═══ Records shown

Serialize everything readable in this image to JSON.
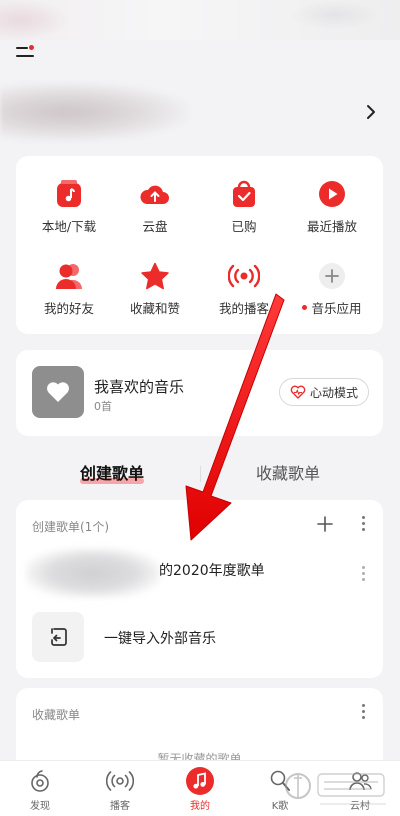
{
  "grid": {
    "items": [
      {
        "label": "本地/下载",
        "icon": "music-note-box-icon"
      },
      {
        "label": "云盘",
        "icon": "cloud-upload-icon"
      },
      {
        "label": "已购",
        "icon": "shopping-bag-check-icon"
      },
      {
        "label": "最近播放",
        "icon": "play-circle-icon"
      },
      {
        "label": "我的好友",
        "icon": "friends-icon"
      },
      {
        "label": "收藏和赞",
        "icon": "star-icon"
      },
      {
        "label": "我的播客",
        "icon": "broadcast-icon"
      },
      {
        "label": "音乐应用",
        "icon": "plus-circle-icon"
      }
    ]
  },
  "favorite": {
    "title": "我喜欢的音乐",
    "count": "0首",
    "mode_button": "心动模式"
  },
  "tabs": {
    "created": "创建歌单",
    "collected": "收藏歌单"
  },
  "created_section": {
    "header": "创建歌单(1个)",
    "playlist_title": "的2020年度歌单",
    "import_label": "一键导入外部音乐"
  },
  "collected_section": {
    "header": "收藏歌单",
    "empty_text": "暂无收藏的歌单"
  },
  "nav": {
    "items": [
      {
        "label": "发现",
        "icon": "discover-icon"
      },
      {
        "label": "播客",
        "icon": "podcast-icon"
      },
      {
        "label": "我的",
        "icon": "music-note-icon"
      },
      {
        "label": "K歌",
        "icon": "karaoke-mic-icon"
      },
      {
        "label": "云村",
        "icon": "community-icon"
      }
    ]
  },
  "colors": {
    "accent": "#ec2b2b",
    "background": "#f3f3f5",
    "card": "#ffffff"
  }
}
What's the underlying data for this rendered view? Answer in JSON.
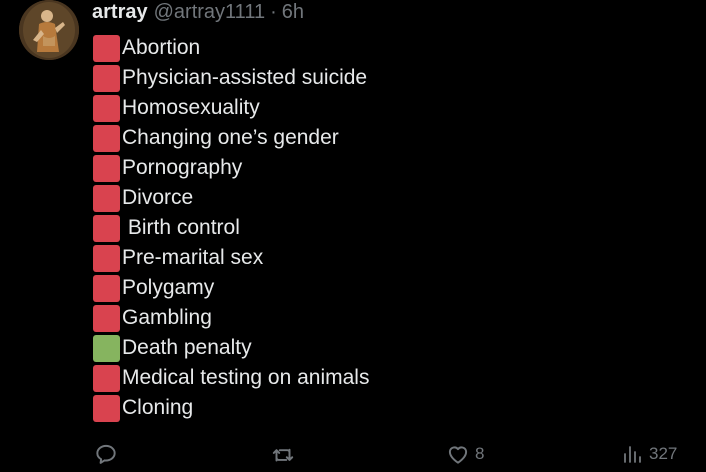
{
  "tweet": {
    "display_name": "artray",
    "handle": "@artray1111",
    "separator": "·",
    "time": "6h",
    "items": [
      {
        "label": "Abortion",
        "status": "red"
      },
      {
        "label": "Physician-assisted suicide",
        "status": "red"
      },
      {
        "label": "Homosexuality",
        "status": "red"
      },
      {
        "label": "Changing one’s gender",
        "status": "red"
      },
      {
        "label": "Pornography",
        "status": "red"
      },
      {
        "label": "Divorce",
        "status": "red"
      },
      {
        "label": " Birth control",
        "status": "red"
      },
      {
        "label": "Pre-marital sex",
        "status": "red"
      },
      {
        "label": "Polygamy",
        "status": "red"
      },
      {
        "label": "Gambling",
        "status": "red"
      },
      {
        "label": "Death penalty",
        "status": "green"
      },
      {
        "label": "Medical testing on animals",
        "status": "red"
      },
      {
        "label": "Cloning",
        "status": "red"
      }
    ],
    "colors": {
      "red_square": "#d9434f",
      "green_square": "#86b45f"
    }
  },
  "actions": {
    "reply": {
      "icon": "reply-icon"
    },
    "retweet": {
      "icon": "retweet-icon"
    },
    "like": {
      "icon": "heart-icon",
      "count": "8"
    },
    "views": {
      "icon": "views-chart-icon",
      "count": "327"
    }
  }
}
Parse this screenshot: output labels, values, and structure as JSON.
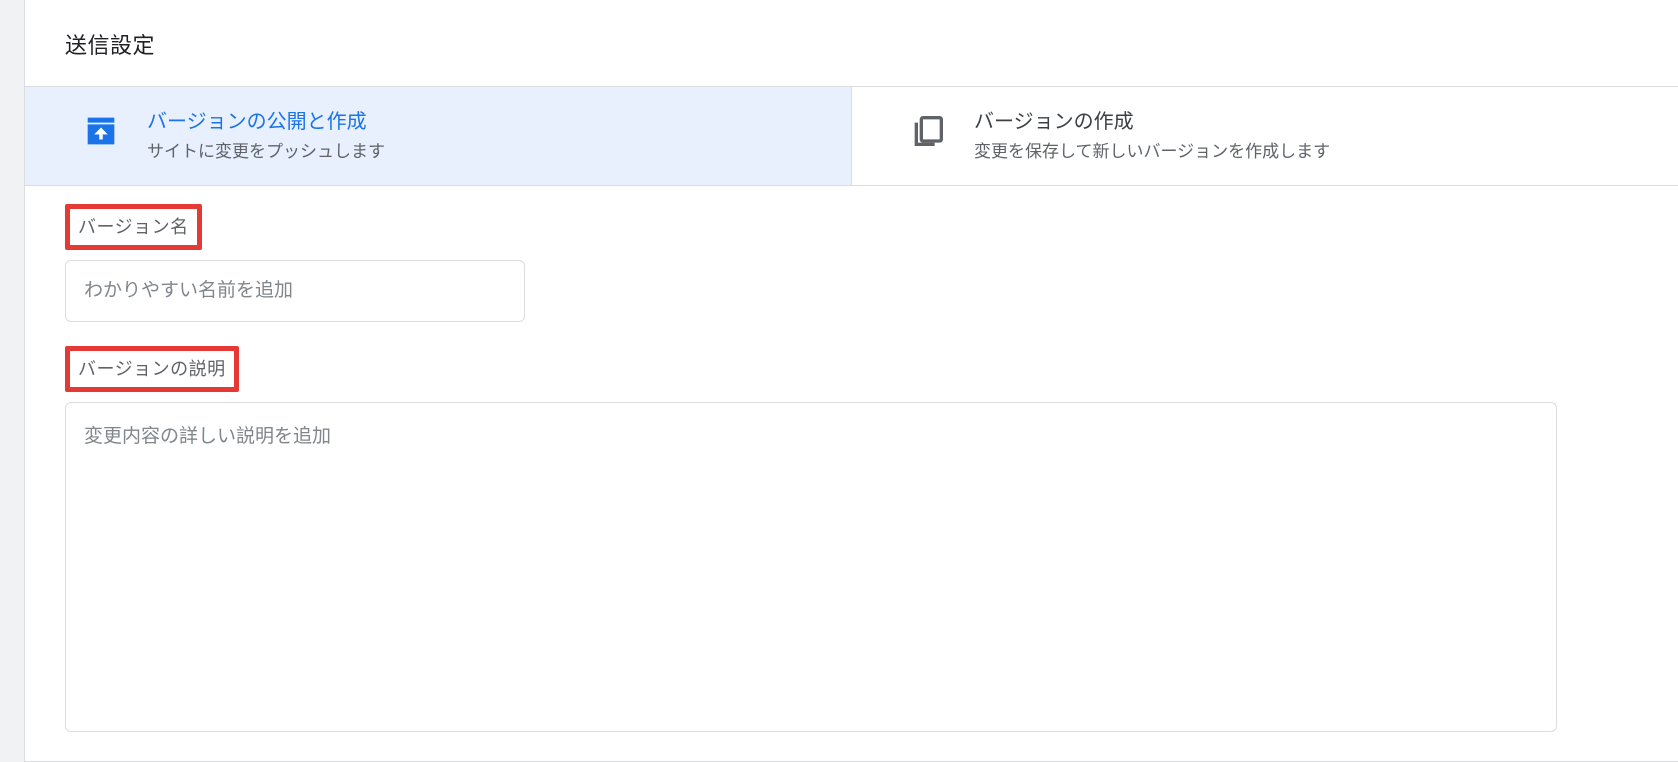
{
  "section_title": "送信設定",
  "options": {
    "publish": {
      "title": "バージョンの公開と作成",
      "desc": "サイトに変更をプッシュします"
    },
    "create": {
      "title": "バージョンの作成",
      "desc": "変更を保存して新しいバージョンを作成します"
    }
  },
  "form": {
    "name_label": "バージョン名",
    "name_placeholder": "わかりやすい名前を追加",
    "desc_label": "バージョンの説明",
    "desc_placeholder": "変更内容の詳しい説明を追加"
  },
  "colors": {
    "accent": "#1a73e8",
    "selected_bg": "#e8f0fe",
    "highlight_border": "#e53935"
  }
}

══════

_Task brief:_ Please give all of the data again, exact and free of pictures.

_Output below:_
Serialize everything readable in this image to JSON.
{
  "grid": {
    "items": [
      {
        "label": "本地/下载",
        "icon": "music-note-box-icon"
      },
      {
        "label": "云盘",
        "icon": "cloud-upload-icon"
      },
      {
        "label": "已购",
        "icon": "shopping-bag-check-icon"
      },
      {
        "label": "最近播放",
        "icon": "play-circle-icon"
      },
      {
        "label": "我的好友",
        "icon": "friends-icon"
      },
      {
        "label": "收藏和赞",
        "icon": "star-icon"
      },
      {
        "label": "我的播客",
        "icon": "broadcast-icon"
      },
      {
        "label": "音乐应用",
        "icon": "plus-circle-icon"
      }
    ]
  },
  "favorite": {
    "title": "我喜欢的音乐",
    "count": "0首",
    "mode_button": "心动模式"
  },
  "tabs": {
    "created": "创建歌单",
    "collected": "收藏歌单"
  },
  "created_section": {
    "header": "创建歌单(1个)",
    "playlist_title": "的2020年度歌单",
    "import_label": "一键导入外部音乐"
  },
  "collected_section": {
    "header": "收藏歌单",
    "empty_text": "暂无收藏的歌单"
  },
  "nav": {
    "items": [
      {
        "label": "发现",
        "icon": "discover-icon"
      },
      {
        "label": "播客",
        "icon": "podcast-icon"
      },
      {
        "label": "我的",
        "icon": "music-note-icon"
      },
      {
        "label": "K歌",
        "icon": "karaoke-mic-icon"
      },
      {
        "label": "云村",
        "icon": "community-icon"
      }
    ]
  },
  "colors": {
    "accent": "#ec2b2b",
    "background": "#f3f3f5",
    "card": "#ffffff"
  }
}
What's the underlying data for this rendered view? Answer in JSON.
{
  "tweet": {
    "display_name": "artray",
    "handle": "@artray1111",
    "separator": "·",
    "time": "6h",
    "items": [
      {
        "label": "Abortion",
        "status": "red"
      },
      {
        "label": "Physician-assisted suicide",
        "status": "red"
      },
      {
        "label": "Homosexuality",
        "status": "red"
      },
      {
        "label": "Changing one’s gender",
        "status": "red"
      },
      {
        "label": "Pornography",
        "status": "red"
      },
      {
        "label": "Divorce",
        "status": "red"
      },
      {
        "label": " Birth control",
        "status": "red"
      },
      {
        "label": "Pre-marital sex",
        "status": "red"
      },
      {
        "label": "Polygamy",
        "status": "red"
      },
      {
        "label": "Gambling",
        "status": "red"
      },
      {
        "label": "Death penalty",
        "status": "green"
      },
      {
        "label": "Medical testing on animals",
        "status": "red"
      },
      {
        "label": "Cloning",
        "status": "red"
      }
    ],
    "colors": {
      "red_square": "#d9434f",
      "green_square": "#86b45f"
    }
  },
  "actions": {
    "reply": {
      "icon": "reply-icon"
    },
    "retweet": {
      "icon": "retweet-icon"
    },
    "like": {
      "icon": "heart-icon",
      "count": "8"
    },
    "views": {
      "icon": "views-chart-icon",
      "count": "327"
    }
  }
}
Parse this screenshot: output labels, values, and structure as JSON.
{
  "section_title": "送信設定",
  "options": {
    "publish": {
      "title": "バージョンの公開と作成",
      "desc": "サイトに変更をプッシュします"
    },
    "create": {
      "title": "バージョンの作成",
      "desc": "変更を保存して新しいバージョンを作成します"
    }
  },
  "form": {
    "name_label": "バージョン名",
    "name_placeholder": "わかりやすい名前を追加",
    "desc_label": "バージョンの説明",
    "desc_placeholder": "変更内容の詳しい説明を追加"
  },
  "colors": {
    "accent": "#1a73e8",
    "selected_bg": "#e8f0fe",
    "highlight_border": "#e53935"
  }
}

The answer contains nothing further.